[1 ] Acts xi. 28-30.
[2 ] Luke ix. 3; x. 4, 7.
[3 ] Matt. x. 10.
[4 ] Gal. vi. 6.
[5 ] 1 Cor. ix. 12. [See R.V.]
[6 ] Wisd. i. 11.
[8 ] Ps. xv. 2.
[9 ]A Domino, “unto the Lord.” E. V.
[10 ]Obscurum responsum in vacuum non ibit, “There is no word so secret that shall go for nought.” E. V.
[11 ] Wisd. i. 6-11.
[1 ] Matt. xv. 16-20.
[2 ] Ecclus. vii. 13. μὴ θέλε ψεύδεσθαι πα̑ν Ψαυ̑δος, noli velle mentiri omne mendacium. “Use not to make any manner of lie,” E. V. “Every” is used for “any.”

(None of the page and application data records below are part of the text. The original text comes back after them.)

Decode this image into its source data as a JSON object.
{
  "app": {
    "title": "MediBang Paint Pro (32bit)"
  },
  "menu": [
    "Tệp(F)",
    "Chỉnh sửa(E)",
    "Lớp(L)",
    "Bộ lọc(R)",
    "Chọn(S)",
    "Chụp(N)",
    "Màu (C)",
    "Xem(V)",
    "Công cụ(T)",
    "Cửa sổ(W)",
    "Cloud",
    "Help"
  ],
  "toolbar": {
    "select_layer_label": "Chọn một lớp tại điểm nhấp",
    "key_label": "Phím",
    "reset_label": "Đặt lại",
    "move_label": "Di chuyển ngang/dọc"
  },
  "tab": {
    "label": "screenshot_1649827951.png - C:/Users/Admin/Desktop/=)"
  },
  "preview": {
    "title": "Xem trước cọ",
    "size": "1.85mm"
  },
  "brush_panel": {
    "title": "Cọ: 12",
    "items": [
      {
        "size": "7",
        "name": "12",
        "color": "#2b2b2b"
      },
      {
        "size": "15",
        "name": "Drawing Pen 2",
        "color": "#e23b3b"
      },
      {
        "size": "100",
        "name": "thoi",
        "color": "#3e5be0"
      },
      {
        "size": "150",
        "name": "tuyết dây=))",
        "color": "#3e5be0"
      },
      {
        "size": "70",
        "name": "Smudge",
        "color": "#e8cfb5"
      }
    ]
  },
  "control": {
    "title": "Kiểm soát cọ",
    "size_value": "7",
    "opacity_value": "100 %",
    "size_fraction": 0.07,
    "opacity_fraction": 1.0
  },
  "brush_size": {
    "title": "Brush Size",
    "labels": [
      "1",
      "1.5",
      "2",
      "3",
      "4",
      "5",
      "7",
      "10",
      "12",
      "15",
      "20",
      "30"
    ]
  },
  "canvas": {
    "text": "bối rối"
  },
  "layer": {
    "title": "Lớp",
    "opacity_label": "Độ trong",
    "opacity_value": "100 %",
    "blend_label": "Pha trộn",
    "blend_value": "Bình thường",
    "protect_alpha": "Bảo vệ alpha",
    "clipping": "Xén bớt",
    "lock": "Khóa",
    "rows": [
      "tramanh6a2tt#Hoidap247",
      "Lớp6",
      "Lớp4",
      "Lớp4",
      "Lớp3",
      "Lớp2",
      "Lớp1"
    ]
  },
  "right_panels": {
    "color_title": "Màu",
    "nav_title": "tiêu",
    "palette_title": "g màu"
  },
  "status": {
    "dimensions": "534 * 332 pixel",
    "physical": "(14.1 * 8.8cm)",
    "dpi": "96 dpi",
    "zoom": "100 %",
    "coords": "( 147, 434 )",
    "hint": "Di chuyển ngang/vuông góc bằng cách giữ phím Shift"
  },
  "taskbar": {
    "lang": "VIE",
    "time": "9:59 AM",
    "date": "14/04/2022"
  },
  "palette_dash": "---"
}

[1 ] Ps. v. 6.
[2 ]Agere pœnitentiam.
[3 ] Ps. v. 5.
[4 ] John iii. 21.
[5 ] Ps. v. 6, 7.
[6 ] Exod. xx. 12.
[7 ] Prov. xxix. 27. Lat. Not in the Hebrew, but LXX. xxiv. 23. λόγον ϕυλασσόμενος υἱὸς ἀπωλείας ἐκτὸς ἔσται δεχόμενος δὰ ἀδάξατο αὐτόν. Μηδὲν ψευ̑δος ἀπὸ γλώσσης βασιλέως λεγέσθω, καὶ οὐδὲν ψευ̑δος ἀπο γλώσσης αὐτου̑ οὐ μὴ ἐξέλθῃ.
[1 ] Gal. vi. 4.
[2 ] Matt. v. 34.
[3 ] Or “of Him who is Truth itself.”
[4 ] 1 Cor. iii. 16, 17.
[1 ] “Fides, quia fit quod dicitur.”
[2 ] 1 Cor. ix. 22.
[3 ] 2 Cor. ii. 16.
[1 ] Gal. ii. 14.
[2 ] Gal. i. 20.
[3 ] 1 Cor. x. 13.